Work instructions
Every line holding "this" should be copied from the records below.

Task data

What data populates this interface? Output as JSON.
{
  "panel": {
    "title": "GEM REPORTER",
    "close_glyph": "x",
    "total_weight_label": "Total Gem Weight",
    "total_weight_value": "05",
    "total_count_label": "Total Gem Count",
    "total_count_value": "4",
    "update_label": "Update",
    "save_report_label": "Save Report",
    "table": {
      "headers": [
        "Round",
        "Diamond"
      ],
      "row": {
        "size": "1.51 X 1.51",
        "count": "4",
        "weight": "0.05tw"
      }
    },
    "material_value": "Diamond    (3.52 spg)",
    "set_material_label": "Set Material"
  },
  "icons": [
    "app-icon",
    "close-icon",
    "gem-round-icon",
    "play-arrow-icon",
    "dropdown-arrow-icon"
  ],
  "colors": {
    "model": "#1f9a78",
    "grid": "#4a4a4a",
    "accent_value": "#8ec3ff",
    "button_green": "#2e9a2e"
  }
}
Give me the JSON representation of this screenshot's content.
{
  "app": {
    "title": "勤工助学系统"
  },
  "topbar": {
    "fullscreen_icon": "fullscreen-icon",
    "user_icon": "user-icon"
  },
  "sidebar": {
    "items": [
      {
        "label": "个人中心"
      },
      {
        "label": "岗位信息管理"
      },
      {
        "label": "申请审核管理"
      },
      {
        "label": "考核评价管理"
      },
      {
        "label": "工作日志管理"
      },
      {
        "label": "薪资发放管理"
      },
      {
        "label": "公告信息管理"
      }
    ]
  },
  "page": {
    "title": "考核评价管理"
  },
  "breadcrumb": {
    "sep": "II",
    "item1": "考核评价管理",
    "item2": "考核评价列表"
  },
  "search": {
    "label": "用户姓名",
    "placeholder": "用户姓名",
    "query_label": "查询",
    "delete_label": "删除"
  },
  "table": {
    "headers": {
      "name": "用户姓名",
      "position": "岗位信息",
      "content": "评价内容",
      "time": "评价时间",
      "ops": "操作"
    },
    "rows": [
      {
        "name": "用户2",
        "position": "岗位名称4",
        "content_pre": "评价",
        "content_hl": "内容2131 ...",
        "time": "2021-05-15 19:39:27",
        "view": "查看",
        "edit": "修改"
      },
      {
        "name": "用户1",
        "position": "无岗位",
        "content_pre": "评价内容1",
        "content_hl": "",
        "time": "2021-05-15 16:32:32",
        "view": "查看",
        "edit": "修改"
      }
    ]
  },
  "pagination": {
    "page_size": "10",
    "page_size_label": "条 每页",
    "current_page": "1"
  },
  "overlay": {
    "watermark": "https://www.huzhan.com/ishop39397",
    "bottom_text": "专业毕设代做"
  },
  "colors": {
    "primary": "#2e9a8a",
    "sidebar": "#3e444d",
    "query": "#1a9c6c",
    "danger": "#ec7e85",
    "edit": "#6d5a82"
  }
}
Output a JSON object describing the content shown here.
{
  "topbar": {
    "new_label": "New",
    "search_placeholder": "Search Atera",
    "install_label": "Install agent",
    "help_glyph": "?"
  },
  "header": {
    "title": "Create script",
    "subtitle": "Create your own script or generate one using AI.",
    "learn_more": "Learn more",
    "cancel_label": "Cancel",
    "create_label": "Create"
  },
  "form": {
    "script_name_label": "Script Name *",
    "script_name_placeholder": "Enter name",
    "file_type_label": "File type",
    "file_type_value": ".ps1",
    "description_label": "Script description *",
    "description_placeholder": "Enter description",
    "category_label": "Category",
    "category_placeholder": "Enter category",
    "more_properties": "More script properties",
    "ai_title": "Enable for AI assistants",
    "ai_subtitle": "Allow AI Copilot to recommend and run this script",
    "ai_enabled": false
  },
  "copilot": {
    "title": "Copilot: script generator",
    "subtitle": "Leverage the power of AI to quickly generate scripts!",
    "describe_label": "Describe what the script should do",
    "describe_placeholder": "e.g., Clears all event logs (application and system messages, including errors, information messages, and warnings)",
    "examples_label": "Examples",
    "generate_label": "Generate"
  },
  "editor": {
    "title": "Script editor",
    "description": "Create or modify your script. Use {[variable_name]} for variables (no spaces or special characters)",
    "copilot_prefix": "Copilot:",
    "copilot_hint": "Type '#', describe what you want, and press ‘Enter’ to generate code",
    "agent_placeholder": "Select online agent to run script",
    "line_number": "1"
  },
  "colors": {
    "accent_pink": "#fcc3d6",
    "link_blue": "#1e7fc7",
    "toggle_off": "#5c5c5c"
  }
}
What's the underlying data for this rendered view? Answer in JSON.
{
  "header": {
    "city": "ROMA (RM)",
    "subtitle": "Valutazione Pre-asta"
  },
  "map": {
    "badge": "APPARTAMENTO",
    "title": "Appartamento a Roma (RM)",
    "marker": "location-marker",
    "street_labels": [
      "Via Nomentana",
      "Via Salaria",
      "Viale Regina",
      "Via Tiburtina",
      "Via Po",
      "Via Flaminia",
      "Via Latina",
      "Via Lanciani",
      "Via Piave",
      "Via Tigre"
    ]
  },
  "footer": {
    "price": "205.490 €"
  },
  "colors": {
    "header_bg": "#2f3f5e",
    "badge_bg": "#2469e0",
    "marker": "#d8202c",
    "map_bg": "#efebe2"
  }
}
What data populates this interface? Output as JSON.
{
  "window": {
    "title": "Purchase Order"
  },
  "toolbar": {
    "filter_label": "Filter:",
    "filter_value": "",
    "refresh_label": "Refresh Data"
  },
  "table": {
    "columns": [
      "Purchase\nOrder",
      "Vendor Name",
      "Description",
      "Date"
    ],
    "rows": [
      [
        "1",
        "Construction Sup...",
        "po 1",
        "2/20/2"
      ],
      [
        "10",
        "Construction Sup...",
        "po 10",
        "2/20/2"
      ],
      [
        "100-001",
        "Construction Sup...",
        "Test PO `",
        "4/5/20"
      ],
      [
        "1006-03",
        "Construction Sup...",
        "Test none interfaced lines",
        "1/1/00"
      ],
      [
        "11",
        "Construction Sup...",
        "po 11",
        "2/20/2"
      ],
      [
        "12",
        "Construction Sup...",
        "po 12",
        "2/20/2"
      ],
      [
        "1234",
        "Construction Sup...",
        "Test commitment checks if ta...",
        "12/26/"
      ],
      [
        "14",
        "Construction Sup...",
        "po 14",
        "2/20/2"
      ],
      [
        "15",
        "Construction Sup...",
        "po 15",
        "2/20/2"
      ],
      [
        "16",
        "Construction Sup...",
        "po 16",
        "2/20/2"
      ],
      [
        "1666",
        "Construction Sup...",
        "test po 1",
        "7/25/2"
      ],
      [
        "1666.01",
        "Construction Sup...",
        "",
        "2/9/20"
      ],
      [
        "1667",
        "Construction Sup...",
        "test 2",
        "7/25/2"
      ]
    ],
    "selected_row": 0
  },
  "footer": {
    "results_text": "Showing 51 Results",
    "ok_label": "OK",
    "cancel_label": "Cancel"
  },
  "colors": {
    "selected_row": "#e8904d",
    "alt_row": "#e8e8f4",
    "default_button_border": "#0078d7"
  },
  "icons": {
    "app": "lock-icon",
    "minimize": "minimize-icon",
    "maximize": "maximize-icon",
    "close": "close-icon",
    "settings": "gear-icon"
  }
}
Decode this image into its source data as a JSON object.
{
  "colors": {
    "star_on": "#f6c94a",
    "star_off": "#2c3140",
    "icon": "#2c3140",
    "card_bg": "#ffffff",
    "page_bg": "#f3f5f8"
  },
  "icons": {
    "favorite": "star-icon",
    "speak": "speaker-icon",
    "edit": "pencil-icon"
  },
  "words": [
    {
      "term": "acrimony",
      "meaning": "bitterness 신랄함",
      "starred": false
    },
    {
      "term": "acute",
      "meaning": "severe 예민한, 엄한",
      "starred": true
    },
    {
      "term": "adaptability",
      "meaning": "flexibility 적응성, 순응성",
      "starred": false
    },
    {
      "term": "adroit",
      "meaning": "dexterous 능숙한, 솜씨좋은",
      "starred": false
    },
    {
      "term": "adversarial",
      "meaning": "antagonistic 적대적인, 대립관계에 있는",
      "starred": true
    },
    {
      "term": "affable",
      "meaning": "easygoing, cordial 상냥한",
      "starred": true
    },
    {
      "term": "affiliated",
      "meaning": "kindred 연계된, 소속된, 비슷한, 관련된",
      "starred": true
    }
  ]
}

Exercise answer
What data populates this interface? Output as JSON.
Give me the JSON representation of this screenshot's content.
    "ai_subtitle": "Allow AI Copilot to recommend and run this script",
What's the underlying data for this rendered view? Answer in JSON.
What data populates this interface? Output as JSON.
Decode this image into its source data as a JSON object.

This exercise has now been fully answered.